As the community grows increasingly alarmed about the spread of coronavirus, RACGP President Dr Harry Nespolon warned Australians this week to be mindful of false or misleading medical ‘advice’ and updates on social media.
 
Model and businesswoman Miranda Kerr has come under fire for promoting a ‘Virus Protection’ guide from ‘medical medium’ Anthony William to her 12 million followers on Instagram. While a fake ‘letter’, purporting to be from Health Minister Greg Hunt and Victorian Health Minister Jenny Mikakos, has also been circulating on social media concerning school closures in Victoria. 
 
‘I understand that people are scared, but turning to false or misleading social media content is not the answer,’ Dr Nespolon said.
 
‘It’s not always easy, but social media users need to critically examine this content and consider the source of the information and whether it is credible.’

harry-hero-01.jpg
RACGP President Dr Harry Nespolon. 

Dr Nespolon encouraged all Australians to apply a ‘sniff test’ to posts on social media, asking themselves whether the information is reliable and trustworthy.
 
‘The best sources of information on COVID-19 include the RACGP website and the official health.gov.au website, not Miranda Kerr’s Instagram account,’ he said.
 
‘My advice is simple – wash your hands, keep them away from your face, avoid handshakes and mass public gatherings and don’t always believe what you see on social media.’
 
Dr Nespolon said false or misleading social media posts about the virus are part of a larger trend seeing so-called ‘experts’ making false claims that makes ‘the work of GPs harder than it needs to be’.
 
The RACGP President called on social media ‘influencers’ and people with large followings to self-regulate what they are posting.
 
‘If you aren’t a healthcare professional you shouldn’t be handing out free medical advice. Leave that to the experts,’ Dr Nespolon urged.  
 
‘If you want to encourage people to wash their hands that is fine, but advising social media followers that they can avoid COVID-19 by not eating eggs is not helpful.
 
‘No one can be sure what will be required in Australia in coming months to limit the damage of COVID-19, but I can reliably tell you that the answer doesn’t lie in listening to a “medical medium” such as Anthony William.’
 
National cabinet is due to meet on the night of Tuesday 17 March to discuss increased measures for the aged care sector and indoor meetings.
 
The RACGP has more information on coronavirus available on its website.
 
Log in below to join the conversation.

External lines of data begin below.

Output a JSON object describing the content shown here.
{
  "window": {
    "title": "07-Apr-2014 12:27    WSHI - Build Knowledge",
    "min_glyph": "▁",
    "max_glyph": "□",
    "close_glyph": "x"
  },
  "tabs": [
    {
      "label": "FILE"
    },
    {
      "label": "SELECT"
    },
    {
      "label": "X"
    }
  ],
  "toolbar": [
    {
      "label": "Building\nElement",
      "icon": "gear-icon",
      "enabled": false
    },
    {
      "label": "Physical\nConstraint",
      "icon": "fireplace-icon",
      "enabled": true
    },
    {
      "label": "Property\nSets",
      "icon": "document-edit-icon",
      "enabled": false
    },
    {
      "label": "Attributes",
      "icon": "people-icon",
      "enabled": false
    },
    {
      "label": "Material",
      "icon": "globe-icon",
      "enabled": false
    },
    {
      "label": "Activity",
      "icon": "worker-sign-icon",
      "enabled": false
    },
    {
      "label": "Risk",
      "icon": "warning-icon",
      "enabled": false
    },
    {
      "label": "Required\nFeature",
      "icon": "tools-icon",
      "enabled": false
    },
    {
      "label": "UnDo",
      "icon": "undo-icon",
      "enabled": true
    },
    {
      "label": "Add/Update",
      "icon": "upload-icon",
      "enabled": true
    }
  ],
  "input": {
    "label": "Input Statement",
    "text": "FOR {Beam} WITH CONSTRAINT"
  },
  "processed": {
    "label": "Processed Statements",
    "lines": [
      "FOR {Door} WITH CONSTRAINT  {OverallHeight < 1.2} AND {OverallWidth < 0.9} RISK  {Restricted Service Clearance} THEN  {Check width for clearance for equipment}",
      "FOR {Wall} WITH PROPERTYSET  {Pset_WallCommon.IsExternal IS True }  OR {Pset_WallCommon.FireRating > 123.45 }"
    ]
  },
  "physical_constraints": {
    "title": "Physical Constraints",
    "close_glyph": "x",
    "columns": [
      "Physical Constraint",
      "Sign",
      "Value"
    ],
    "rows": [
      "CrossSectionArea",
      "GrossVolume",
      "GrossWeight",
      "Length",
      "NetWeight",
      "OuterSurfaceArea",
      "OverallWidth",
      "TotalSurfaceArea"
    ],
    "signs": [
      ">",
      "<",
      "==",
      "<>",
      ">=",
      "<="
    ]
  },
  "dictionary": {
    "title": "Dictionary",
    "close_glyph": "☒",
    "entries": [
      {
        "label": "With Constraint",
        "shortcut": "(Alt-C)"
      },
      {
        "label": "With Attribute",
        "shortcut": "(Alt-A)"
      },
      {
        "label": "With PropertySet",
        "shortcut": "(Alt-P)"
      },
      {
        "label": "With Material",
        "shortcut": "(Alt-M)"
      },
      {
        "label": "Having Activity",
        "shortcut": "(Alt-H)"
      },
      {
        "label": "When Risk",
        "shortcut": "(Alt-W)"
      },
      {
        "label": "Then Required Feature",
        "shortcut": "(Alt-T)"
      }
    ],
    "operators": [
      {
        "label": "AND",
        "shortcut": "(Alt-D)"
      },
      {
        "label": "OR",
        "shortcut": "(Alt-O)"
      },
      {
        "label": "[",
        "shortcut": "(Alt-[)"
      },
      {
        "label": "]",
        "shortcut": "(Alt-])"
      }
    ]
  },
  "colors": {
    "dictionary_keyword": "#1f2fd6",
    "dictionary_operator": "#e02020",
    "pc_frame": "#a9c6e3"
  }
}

coronavirus COVID-19 immune system vaccine



Login to comment

Dr Dileep Singh   18/03/2020 11:11:07 AM

Leaders are still lost and only will wake up when it is out of control. They are more worried about their economy than health of people Please wake up and seal border completely and go in lockdown for 3 weeks Self isolation doesn’t work Need to take strict measures for isolation before it is too late